• DIRECTIONS FOR THIS TASK
Count the lines below that carry the word "state". Answer with that number alone.

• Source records
※

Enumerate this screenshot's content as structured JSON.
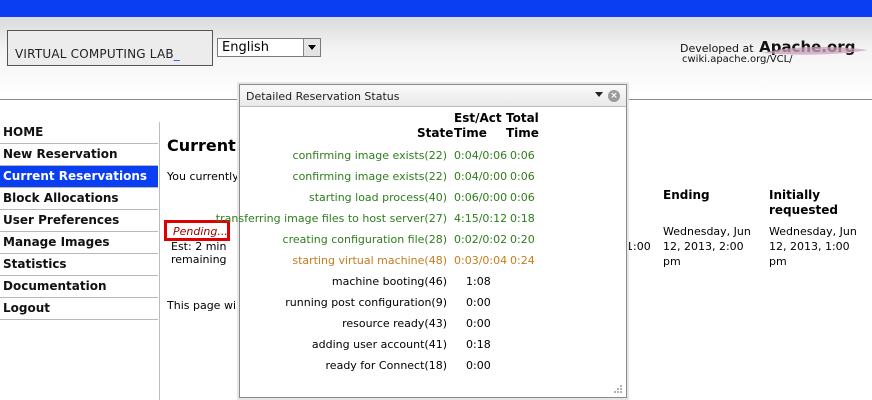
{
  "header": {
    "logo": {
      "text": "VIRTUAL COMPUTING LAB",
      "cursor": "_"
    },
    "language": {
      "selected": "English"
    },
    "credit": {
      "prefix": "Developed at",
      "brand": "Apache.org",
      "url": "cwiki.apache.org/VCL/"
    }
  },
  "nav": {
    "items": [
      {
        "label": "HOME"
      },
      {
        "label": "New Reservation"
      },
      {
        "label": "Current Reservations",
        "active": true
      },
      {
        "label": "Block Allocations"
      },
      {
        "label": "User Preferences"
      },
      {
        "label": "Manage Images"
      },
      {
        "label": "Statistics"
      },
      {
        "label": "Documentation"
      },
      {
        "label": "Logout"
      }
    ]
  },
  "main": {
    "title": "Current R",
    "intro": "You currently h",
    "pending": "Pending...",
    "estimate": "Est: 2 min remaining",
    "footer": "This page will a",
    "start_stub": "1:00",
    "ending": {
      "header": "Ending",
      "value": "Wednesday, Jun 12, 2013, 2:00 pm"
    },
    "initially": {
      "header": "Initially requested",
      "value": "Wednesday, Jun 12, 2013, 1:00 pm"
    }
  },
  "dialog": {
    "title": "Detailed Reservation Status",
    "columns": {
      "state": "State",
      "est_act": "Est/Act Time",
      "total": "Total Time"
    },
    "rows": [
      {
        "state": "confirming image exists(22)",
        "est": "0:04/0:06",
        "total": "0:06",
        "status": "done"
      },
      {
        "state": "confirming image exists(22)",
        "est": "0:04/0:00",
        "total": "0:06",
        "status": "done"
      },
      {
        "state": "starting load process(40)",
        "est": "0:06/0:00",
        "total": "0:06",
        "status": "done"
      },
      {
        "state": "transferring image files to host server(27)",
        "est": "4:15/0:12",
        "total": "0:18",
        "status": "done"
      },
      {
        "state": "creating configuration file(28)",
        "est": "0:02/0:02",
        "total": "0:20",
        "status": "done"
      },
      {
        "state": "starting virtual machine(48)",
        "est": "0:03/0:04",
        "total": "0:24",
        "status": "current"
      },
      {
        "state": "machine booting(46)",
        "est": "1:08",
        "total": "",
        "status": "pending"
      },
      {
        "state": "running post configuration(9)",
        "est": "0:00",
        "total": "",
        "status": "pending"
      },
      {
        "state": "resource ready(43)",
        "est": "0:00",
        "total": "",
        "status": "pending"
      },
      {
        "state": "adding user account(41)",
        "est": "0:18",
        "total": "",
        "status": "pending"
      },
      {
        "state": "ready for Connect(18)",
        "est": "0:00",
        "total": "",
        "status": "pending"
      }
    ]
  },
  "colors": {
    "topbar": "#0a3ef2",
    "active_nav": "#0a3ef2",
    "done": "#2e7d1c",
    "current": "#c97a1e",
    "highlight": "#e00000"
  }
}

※

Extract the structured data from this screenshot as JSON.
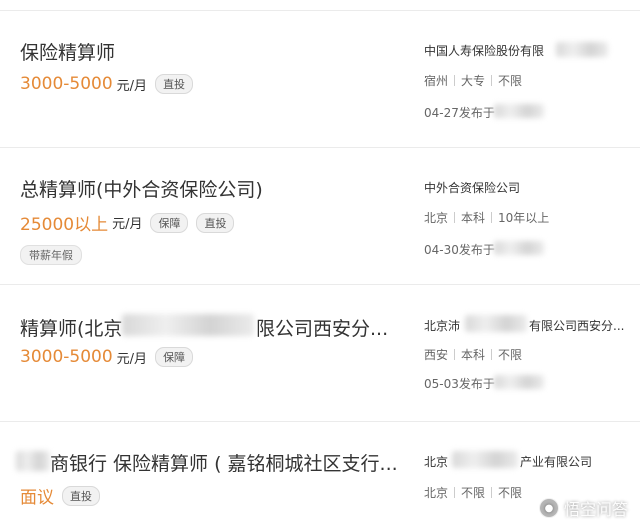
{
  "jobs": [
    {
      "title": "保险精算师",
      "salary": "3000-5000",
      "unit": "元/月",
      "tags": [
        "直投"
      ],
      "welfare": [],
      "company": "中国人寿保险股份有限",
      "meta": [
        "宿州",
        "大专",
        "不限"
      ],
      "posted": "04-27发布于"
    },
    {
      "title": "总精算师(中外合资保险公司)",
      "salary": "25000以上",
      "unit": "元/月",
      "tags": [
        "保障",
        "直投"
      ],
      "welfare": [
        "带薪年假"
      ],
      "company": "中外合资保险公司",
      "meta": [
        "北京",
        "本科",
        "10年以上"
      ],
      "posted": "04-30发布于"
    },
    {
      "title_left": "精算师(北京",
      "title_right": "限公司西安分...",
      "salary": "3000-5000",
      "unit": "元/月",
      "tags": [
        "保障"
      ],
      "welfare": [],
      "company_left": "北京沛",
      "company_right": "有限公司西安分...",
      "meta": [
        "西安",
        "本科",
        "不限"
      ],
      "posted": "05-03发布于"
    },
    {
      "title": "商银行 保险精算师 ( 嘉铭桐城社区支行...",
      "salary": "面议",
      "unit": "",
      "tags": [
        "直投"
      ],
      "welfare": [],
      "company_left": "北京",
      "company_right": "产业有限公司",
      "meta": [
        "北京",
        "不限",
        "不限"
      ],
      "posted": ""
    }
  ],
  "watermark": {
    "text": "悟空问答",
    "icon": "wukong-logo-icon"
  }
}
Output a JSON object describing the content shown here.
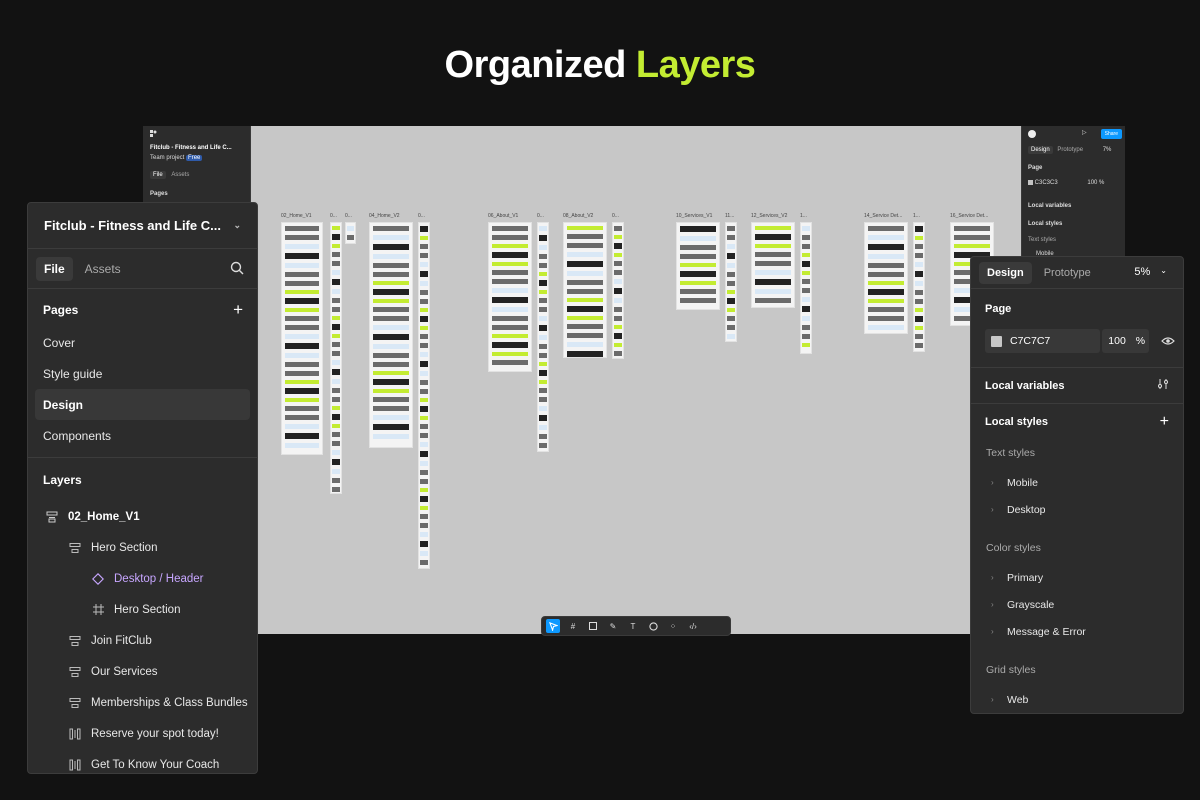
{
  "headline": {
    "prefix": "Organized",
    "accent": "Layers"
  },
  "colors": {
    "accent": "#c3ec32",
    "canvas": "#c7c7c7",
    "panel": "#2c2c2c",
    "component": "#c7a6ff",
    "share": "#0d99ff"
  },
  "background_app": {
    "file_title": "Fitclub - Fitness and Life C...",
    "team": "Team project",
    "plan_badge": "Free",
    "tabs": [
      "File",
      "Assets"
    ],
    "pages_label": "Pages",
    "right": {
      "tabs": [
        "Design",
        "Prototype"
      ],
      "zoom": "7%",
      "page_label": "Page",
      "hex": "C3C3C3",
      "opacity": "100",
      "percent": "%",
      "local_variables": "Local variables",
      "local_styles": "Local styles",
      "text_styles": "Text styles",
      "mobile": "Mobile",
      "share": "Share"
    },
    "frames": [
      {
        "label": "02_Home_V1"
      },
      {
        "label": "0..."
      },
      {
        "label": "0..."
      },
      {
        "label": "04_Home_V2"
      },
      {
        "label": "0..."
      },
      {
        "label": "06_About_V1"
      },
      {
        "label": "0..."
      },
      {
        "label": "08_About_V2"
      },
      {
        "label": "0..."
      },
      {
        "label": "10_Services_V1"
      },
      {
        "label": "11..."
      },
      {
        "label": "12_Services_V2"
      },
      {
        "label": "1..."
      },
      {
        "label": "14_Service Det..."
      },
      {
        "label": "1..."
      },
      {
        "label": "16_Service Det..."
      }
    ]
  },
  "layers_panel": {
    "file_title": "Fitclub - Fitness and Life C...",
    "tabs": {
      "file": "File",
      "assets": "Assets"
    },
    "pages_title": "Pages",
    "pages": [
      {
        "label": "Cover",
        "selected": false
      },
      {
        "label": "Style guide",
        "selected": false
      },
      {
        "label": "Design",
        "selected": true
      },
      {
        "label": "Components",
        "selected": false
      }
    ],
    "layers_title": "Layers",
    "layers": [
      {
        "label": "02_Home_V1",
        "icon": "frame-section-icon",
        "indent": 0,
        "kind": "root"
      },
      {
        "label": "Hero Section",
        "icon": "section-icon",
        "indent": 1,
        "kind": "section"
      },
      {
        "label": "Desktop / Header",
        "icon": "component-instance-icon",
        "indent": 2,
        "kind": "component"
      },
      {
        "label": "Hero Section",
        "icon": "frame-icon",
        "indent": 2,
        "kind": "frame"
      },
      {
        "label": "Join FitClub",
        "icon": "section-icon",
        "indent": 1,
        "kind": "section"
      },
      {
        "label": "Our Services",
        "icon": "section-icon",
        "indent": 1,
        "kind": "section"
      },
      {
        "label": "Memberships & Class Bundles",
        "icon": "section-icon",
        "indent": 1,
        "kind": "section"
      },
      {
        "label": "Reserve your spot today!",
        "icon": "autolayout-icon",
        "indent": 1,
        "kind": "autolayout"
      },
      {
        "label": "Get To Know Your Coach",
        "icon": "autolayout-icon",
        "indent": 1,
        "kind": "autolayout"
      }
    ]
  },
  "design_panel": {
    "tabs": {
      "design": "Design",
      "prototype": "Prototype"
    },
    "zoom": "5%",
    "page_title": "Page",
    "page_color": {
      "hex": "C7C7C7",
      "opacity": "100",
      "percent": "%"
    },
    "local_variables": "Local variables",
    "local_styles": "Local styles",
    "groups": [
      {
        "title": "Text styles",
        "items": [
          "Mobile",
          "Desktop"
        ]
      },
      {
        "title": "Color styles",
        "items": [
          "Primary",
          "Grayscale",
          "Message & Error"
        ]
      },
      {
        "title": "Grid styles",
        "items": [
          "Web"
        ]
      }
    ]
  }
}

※

• RESULT OF THIS TASK
12